In all it took about a half-hour to clean-up, get the stuff back to Archie and Jenny and the juice into the fermenter…

So all of that sounded rather jolly didn’t it?  Hack, scrat, squeeze and then ferment – how easy is that?

Not very, that’s how…

Prepare yourself for heartache that has been the last 10 days:

I moved the fermenter full of juice to the spare room, and after letting it settle for a bit, stuck in 3 level teaspoons of Campden powder, sloshed the lot about and put it under airlock.

The idea being that the Campden powder (Sodium Metabisulpate) should kill off the wild yeasts and bacteria so that I could get a reliable ferment from a packet of cider yeast…or so the plan was.

After two days the sulphur dioxide produced by the Campden powder should have been largely gone, so I pitched a packet of Gervin G13 cider yeast – taking care to rehydrate it with warm (but cooled from boiling) water from the kettle.  Once the yeast was creamy and well-hydrated I just dumped the lot in and left it to it’s own devices.

Unfortunately it’s main device over the next two days was to do precisely eff-all.  Despite me rousing it every six hours, it still did nothing.

Alarmed by it’s lack of acticivity I added some pectolase (I’d like my cider clear, I think) and waited a few hours while the juice dropped clear, and then – after deciding that the sulphiting might have killed the Gervin cider yeast -I added some re-hydrated Lalvin Champagne yeast.

In the next two days – and despite regular rousing – it again did precisely sod-all.

I even added a little yeast nutrient and moved it to the warmth of the airing cupboard to try and gee things up a bit…

…nothing, nowt, zip, nada.

After speaking to Archie and Jenny again they gave me a consolation packet of Mangrove Jack cider yeast – which I made into a starter with some juice from the fermenter, mixed 50/50 with boiled and cooled water.

I waited for the starter to get foamy and then dumped that in. Archie also suggested maybe some oxygen was required, so in went the sanitised stainless airstone and 30 seconds of pure oxygen was bubbled through the fermenter.

Two days later and I wasn’t exactly at high krausen, I was more at a sort of “high scum” with an occasional bubble of CO2 from the yeast sediment at the bottom of the fermenter.

Something was happening…albeit very slowly.

A day later and there was a thick and creamy krausen on the surface with some tantalising, but infrequent, bubbling.

Sunday morning the krausen had dropped and was replaced by some rather more violent activity: a swirling hell-storm of a ferment, with streams of bubbles whirling around in the now-turbid apple juice.

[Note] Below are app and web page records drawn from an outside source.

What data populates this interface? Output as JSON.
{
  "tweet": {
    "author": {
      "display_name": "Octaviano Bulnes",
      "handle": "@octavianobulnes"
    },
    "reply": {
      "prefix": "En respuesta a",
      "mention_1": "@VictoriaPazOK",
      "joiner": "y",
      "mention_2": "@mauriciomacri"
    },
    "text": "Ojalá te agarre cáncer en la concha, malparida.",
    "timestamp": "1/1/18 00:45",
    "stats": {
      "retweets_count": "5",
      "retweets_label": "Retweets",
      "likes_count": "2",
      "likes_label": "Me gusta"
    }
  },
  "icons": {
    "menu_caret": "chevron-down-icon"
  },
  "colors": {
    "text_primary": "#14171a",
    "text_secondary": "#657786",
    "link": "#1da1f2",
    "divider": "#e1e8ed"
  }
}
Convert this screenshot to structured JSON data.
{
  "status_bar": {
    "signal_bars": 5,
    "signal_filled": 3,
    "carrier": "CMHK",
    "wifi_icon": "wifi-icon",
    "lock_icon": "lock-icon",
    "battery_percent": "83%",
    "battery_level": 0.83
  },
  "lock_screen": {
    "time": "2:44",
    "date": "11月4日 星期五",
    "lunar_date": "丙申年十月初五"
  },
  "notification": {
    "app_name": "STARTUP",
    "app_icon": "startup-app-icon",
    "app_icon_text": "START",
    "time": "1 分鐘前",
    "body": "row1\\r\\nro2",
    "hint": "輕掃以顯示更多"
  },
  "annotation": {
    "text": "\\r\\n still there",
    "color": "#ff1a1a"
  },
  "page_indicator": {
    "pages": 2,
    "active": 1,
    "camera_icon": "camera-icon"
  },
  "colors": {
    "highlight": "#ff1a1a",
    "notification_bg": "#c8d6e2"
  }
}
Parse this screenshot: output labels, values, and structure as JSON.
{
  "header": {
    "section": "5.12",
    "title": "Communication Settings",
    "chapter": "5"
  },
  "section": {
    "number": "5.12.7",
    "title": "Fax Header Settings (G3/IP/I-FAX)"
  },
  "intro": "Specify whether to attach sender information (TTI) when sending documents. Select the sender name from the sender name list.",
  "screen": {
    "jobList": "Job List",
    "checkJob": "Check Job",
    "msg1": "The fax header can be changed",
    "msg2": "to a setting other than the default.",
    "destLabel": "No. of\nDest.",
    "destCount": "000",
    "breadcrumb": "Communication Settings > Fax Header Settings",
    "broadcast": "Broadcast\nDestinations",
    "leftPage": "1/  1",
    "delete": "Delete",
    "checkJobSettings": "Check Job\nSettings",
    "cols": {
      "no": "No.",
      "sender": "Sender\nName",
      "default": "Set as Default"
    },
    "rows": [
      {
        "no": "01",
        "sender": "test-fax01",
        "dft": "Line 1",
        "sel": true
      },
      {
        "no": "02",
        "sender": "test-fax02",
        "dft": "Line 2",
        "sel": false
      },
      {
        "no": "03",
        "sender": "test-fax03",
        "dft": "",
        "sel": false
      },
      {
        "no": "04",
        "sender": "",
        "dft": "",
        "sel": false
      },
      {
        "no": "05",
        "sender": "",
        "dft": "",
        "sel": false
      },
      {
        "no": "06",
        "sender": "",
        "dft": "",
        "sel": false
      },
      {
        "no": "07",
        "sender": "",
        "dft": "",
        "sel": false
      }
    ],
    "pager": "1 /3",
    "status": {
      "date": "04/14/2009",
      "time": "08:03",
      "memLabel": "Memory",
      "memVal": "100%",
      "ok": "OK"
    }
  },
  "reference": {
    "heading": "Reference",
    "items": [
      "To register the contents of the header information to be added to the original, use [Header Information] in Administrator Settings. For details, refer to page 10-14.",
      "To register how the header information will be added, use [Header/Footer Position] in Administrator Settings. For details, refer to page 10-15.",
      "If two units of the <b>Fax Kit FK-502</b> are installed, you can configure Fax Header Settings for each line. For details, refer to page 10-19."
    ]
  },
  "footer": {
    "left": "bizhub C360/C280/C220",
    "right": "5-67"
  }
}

The surface of the juice resembled champagne in a saucer-glass with a vigorous effervescense dancing on the surface.

As each bubble burst it sent forth a fine mist of liquid – which hung like a thick fog under the glass of the carboy.

Now I’m worried that it’s gone slightly too crazy and we’ll be in fusel alcohol city, but there’s no malt in it, it’s just apple juice and the packet of yeast says it’s fine to ferment anywhere between 12 and 28c (I wish I had that temperature band for beers!)…I guess we’ll just have to see what comes out at the end.

At this rate I suspect it’ll be done in a couple of days…and then it’ll need at least two weeks for the acetaldehyde to be cleared up by the yeast and the whole lot will need to drop clear.

The take-aways?  God, I don’t know: Be patient? Oxygenate two days after sulphiting? Don’t make cider again unless you’ve got a strong mental outlook?

This whole think makes me realize how comfortable I’ve got with fermenting beer…I haven’t had one exercise and prey on my mind as much as this bloody cider…

Should I try wine next? Am I really that much of a glutton for punishment?

Cider updates will follow…

Hops and Vines: http://www.hopsandvineshomebrew.co.uk/